With space businesses competing across borders, a winner-take-all dynamic is emerging in launch services and other segments, according to Shigeki Kuzuoka, who runs the Satellite Business Network space consultancy.
The number of satellites launched in 2020 jumped 160% from the previous year to 1,282, according to data from BryceTech, a global space consultancy. Three-quarters of the launches were carried out by two satellite constellation operators, SpaceX's Starlink and OneWeb.
Despite the tough competitive environment, companies are striving to stay in the game, betting that commercial space will one day become a major industry. Morgan Stanley predicts that the space industry will be a market worth more than $1 trillion by 2040, up from $350 billion. SpaceX alone has created nearly 10,000 jobs in the U.S., more than the total workforce in Japan's space industry.
National governments, smelling job-creating opportunities, are pitching in. Australia intends to host not only commercial space companies but also entire manufacturing supply chains.
Some companies are shifting their focus to software from hardware in search of a commercial niche. Mitsubishi Electric is an example.
In April, the Japanese satellite maker announced a plan to launch a satellite data analysis service, using data from its Daichi remote-sensing satellite. The service, intended for natural disaster and infrastructure monitoring, is to begin in fiscal 2023.
Mitsubishi Electric also plans to use its Michibiki series of navigation satellites to provide location information to operators of self-driving vehicles and drones. The navigation satellites complement the U.S.-operated Global Positioning System, reducing positioning error to a few centimeters from a few meters.
The company is known for its large satellites, which it still manufactures. It is also the prime contractor for Slim, Japan's Moon-landing mission. But new orders are dwindling, forcing the company to pursue a new path.
Under a three-year business plan announced in June, Mitsubishi Electric downgraded its space business, which is now regarded as a restructuring target rather than a driver of corporate growth. The company signaled that its focus will be on semiconductors, factory automation, self-driving technologies and electronic components for electric vehicles.
While traditional space companies in Japan still depend on contracts from the Japan Aerospace Exploration Agency, some startups focus on the global market from the very beginning.
Lunar transport startup ispace has decided to provide its service in 2022 for the space agencies of the United Arab Emirates and Canada, and to assemble its lunar lander at Ariane Group facilities in Germany. The lunar lander was designed by ispace in Tokyo, but the larger second-generation lander will be designed and built entirely in the U.S. as the company attempts to curry favor with NASA.
"If you want to win business in the global market, speed is of the essence," Satellite Business Network's Kuzuoka said. "You have to use what is available in global the market, whether it is talent or capital or technology, if you want to stay ahead of the competition."
Some traditional space companies are trying to become nimble by collaborating with startups. Rocket maker Mitsubishi Heavy Industries in July announced it will team up with Astroscale, a Tokyo-based startup for space debris removal, to develop technology and plan missions.

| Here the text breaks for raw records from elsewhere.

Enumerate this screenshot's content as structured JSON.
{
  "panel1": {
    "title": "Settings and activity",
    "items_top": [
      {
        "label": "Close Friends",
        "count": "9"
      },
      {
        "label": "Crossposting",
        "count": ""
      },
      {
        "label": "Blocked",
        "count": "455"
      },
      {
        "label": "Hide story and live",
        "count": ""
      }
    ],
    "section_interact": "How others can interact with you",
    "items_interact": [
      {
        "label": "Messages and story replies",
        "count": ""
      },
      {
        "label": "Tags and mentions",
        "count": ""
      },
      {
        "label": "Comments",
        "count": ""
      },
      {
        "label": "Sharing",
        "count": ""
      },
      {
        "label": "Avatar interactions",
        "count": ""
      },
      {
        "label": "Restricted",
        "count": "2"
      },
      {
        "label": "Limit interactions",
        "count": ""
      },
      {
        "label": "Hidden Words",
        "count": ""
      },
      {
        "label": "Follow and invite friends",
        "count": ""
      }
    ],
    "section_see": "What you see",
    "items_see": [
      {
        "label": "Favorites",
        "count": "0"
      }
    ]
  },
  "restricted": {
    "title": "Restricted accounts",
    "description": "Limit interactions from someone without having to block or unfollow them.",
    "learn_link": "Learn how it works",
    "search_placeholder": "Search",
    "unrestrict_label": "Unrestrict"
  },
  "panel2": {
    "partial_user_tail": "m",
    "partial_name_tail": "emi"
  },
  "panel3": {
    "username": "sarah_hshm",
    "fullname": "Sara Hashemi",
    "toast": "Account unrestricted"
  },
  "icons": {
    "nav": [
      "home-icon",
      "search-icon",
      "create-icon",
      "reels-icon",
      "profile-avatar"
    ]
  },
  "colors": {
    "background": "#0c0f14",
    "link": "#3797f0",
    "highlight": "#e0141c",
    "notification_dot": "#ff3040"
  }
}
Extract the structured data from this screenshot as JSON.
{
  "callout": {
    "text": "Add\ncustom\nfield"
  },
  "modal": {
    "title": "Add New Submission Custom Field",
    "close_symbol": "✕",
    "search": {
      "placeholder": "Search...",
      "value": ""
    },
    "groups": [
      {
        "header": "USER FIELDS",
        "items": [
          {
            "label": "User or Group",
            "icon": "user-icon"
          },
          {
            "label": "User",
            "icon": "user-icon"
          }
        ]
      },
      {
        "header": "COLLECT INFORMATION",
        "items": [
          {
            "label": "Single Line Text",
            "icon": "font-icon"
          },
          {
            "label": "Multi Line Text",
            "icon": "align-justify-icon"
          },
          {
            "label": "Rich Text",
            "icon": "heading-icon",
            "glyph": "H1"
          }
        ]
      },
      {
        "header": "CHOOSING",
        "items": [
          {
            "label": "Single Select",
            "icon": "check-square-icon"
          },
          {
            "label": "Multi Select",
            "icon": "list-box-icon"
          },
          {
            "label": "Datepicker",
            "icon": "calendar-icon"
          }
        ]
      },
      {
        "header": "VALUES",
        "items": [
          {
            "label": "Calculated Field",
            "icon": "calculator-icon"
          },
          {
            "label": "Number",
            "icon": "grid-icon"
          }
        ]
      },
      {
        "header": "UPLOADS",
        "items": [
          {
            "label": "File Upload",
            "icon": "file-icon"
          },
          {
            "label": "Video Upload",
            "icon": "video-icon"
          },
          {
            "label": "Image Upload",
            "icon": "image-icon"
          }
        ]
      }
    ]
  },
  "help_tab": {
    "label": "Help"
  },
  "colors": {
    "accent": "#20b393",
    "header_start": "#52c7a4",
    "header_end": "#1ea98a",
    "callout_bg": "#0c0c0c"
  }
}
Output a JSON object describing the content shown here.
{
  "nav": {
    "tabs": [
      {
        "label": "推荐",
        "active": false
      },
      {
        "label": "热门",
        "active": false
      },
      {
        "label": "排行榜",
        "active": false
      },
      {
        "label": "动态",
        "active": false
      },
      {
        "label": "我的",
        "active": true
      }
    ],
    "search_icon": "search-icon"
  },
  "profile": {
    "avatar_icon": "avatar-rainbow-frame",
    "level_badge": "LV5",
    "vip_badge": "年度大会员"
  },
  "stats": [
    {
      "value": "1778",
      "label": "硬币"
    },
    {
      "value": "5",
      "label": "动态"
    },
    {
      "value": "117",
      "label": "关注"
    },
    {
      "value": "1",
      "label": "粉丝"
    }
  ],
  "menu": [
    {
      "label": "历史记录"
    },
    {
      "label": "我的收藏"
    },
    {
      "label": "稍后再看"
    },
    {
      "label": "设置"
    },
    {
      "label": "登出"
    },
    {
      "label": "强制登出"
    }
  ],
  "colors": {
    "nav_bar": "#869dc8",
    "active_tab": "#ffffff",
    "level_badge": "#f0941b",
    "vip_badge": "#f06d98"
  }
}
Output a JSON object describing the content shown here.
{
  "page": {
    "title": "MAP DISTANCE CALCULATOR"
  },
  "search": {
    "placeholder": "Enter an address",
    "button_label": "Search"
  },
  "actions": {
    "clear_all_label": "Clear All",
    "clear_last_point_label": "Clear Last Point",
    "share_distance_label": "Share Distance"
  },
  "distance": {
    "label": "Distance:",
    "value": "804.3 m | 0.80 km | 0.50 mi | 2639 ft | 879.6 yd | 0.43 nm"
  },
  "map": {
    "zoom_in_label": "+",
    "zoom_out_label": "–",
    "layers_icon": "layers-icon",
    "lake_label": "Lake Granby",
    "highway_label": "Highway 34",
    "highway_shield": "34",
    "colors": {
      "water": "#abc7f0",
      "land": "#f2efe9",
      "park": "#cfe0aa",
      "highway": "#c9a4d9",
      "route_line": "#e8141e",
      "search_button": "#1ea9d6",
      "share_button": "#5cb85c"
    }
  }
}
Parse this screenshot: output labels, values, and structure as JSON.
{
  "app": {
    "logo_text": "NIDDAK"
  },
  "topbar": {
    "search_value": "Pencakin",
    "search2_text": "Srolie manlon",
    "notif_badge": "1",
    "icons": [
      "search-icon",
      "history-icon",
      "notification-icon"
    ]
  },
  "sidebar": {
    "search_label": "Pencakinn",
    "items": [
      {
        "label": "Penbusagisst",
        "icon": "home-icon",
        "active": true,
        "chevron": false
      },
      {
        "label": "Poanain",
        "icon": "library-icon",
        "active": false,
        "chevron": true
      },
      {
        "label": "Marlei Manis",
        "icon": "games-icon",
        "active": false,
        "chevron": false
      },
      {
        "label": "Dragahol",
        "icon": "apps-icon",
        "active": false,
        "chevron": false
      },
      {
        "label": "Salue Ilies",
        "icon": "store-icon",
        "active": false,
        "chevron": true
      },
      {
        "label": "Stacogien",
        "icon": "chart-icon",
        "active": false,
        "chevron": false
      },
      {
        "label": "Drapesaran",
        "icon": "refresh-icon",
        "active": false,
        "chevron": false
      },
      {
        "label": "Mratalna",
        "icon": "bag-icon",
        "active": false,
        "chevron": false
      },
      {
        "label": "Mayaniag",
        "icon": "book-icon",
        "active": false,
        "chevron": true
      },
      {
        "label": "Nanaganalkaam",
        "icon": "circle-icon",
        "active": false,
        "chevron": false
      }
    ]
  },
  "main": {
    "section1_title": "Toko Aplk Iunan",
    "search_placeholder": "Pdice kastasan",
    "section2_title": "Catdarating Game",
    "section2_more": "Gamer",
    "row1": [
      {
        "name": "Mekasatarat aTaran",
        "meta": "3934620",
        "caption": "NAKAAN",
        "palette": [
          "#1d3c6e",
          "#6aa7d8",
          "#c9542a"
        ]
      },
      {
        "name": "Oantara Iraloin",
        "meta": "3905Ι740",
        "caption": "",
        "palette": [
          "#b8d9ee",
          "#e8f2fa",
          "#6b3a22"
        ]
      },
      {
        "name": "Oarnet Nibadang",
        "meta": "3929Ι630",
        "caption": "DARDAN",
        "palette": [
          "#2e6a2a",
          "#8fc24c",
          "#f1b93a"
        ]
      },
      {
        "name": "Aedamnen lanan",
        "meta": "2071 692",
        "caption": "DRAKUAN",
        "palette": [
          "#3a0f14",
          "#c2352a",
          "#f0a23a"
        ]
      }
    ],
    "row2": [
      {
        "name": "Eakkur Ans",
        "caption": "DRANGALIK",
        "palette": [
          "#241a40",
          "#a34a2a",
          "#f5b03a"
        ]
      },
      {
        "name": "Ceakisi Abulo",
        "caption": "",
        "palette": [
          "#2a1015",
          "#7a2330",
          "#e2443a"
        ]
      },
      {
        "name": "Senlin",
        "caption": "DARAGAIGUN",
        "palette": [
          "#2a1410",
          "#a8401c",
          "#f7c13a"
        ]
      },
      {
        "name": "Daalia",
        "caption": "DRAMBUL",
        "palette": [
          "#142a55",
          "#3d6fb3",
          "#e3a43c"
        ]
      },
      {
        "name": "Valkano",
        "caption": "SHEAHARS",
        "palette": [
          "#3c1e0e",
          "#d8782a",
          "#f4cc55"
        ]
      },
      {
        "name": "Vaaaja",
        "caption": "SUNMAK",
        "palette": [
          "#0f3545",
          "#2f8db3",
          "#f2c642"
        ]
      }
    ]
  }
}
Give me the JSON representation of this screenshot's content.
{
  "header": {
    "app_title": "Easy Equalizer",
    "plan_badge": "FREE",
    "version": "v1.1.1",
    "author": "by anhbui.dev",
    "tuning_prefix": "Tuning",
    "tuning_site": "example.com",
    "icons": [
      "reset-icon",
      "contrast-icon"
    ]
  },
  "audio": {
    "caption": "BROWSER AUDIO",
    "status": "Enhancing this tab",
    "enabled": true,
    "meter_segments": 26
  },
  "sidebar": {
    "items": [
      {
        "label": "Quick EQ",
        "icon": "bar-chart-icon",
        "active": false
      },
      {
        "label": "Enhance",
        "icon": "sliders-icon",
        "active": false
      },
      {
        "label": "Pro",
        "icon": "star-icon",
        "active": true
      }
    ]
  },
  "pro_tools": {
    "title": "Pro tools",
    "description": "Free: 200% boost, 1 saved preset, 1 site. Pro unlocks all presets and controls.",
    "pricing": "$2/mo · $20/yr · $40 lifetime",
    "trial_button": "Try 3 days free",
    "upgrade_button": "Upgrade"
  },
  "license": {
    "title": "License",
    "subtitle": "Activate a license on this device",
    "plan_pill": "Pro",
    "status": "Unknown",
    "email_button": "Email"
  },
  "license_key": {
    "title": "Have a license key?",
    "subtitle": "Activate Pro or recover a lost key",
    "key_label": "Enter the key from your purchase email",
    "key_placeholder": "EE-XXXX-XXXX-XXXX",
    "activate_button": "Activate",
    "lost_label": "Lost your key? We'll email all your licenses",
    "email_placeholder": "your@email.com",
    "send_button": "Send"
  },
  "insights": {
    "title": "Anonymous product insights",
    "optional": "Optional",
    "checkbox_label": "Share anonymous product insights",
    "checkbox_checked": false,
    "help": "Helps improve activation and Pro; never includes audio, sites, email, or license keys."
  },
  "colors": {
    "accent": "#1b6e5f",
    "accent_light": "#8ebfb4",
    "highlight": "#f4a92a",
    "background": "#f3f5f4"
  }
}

New investors -- many of whom are corporations that have nothing to do with space -- continue to put money into commercial space endeavors. At some point, Kuzuoka warns, these investors can be expected to demand returns.
Executives at space startups, meanwhile, are anxious for the current boom to lead to a viable industry.
"I hope it won't end as a short-term boom," Kanazawa of SpaceBD said. "Space activity will become an industry only after it becomes commercially sustainable."